Duo’s abstract ‘Crack’ offers dance in multi-dimensions
BECKET - Choreographer Zoe Scofield and visual artist Juniper Shuey are young people with big visions, necessary and hopeful ingredients for the future of any field. At Jacob’s Pillow, zoe|juniper, the wife-and-husband team’s Seattle-based company, is now presenting the world premiere of “A Crack in Everything,’’ an abstract, evening-length work that had Pillow support through a Creative Development Residency last fall.
Inspired partly by the relentless cycle of violence as depicted in Aeschylus’s trilogy of plays known as the Oresteia, “Crack’’ blurs the lines between what is horrible and what is beautiful. Shuey’s projections, along with Robert Aguilar’s at times startling lighting design, also raise questions: Are the dancers underwater or above the clouds; are they innocents emerging from the primordial mud or experienced cynics trying to hold on in an icy future?
A tranquil setup greets the incoming audience: The stage is barely discernible behind a glazed, milky drop ashimmer with blue dots, with a hushed yet restless sound of wind in the trees. But there is an uneasily nihilistic world waiting to be unveiled, layer by layer. The front drop turns out to be two: one a gauzy material, the other like a sturdy see-through shower curtain. Scofield and her four strong dancers are likewise costumed in a smoke-and-mirrors manner, sometimes wearing metallic-looking long-sleeved black tunics, sometimes appearing naked, with flesh-toned body stockings streaked here and there with gold paint or material, just barely covering breasts, bottoms, and genitals.
The blend of illusion and reality that informs perceptions of time and memory is also a motif in “Crack.’’ Sometimes film of dancers is projected, acting as doppelgangers to the performers on stage; sometimes a dancer is twinned with such a projection, then tripled, another dancer suddenly illuminated just upstage.

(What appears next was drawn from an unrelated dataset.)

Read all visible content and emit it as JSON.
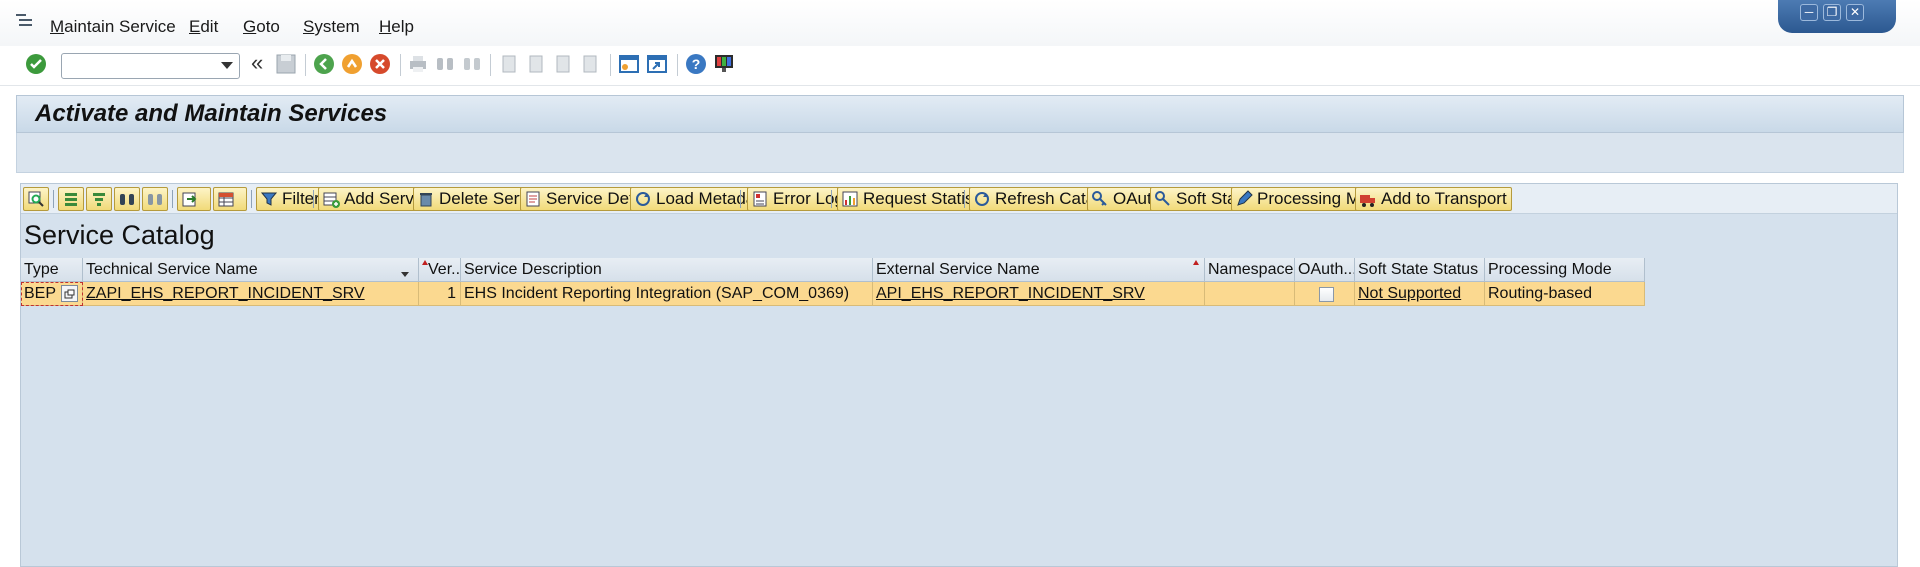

These effects are terrific, and the piece could benefit from further exploration of them.
It could also benefit from more Scofield, too, or at least more of the wonderful wild child that makes her movement style so striking and so compelling. (Disclosure: Over a decade ago, Scofield and I danced one season together with the local Prometheus Dance.) She can be both vulnerable and menacing, and she makes something deeply human out of her mixture of purposefully gangly movement and awkward tension. Though it will sound strange to suggest about a piece with a scene in which two dancers sit in chairs barking at each other, there is something that feels restrained; there is too much theme, and not enough variation in some of the sections, which feel overly drawn-out as a result.
If Scofield and Shuey edit and expand upon this ambitious work, it will be intriguing to see. They could allow both for more subtlety in some sections - particularly Matt Starritt’s sound design, which plays the ambient-sound-building-to-unbearable-volume card too often - and more peril in others. What would happen if they investigate the “cracks’’ of the piece further, and pull it wide apart?

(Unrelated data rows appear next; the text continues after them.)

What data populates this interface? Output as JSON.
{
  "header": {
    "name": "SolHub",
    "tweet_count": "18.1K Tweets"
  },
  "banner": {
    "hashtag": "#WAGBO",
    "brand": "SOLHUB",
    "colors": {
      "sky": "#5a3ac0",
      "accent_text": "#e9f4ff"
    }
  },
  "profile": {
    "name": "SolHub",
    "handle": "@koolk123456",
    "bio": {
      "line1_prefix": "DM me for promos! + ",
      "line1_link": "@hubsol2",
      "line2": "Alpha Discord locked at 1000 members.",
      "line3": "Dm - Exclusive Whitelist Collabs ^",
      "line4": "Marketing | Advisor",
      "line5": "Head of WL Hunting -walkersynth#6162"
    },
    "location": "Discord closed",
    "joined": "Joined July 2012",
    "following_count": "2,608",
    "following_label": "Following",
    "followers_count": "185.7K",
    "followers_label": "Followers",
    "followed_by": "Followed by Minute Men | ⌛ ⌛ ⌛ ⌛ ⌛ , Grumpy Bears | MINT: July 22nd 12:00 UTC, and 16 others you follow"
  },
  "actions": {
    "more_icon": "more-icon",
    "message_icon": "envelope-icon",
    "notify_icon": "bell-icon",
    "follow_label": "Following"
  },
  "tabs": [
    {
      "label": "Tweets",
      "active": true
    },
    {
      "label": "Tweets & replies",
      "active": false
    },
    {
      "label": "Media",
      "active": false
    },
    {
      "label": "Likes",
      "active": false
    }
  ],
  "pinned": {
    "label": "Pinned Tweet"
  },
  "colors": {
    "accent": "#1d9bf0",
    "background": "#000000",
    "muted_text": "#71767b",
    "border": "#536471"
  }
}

Big ideas deserve big risks, and Scofield and Shuey seem to have the guts to create some glory.
Janine Parker can be reached at email@example.com.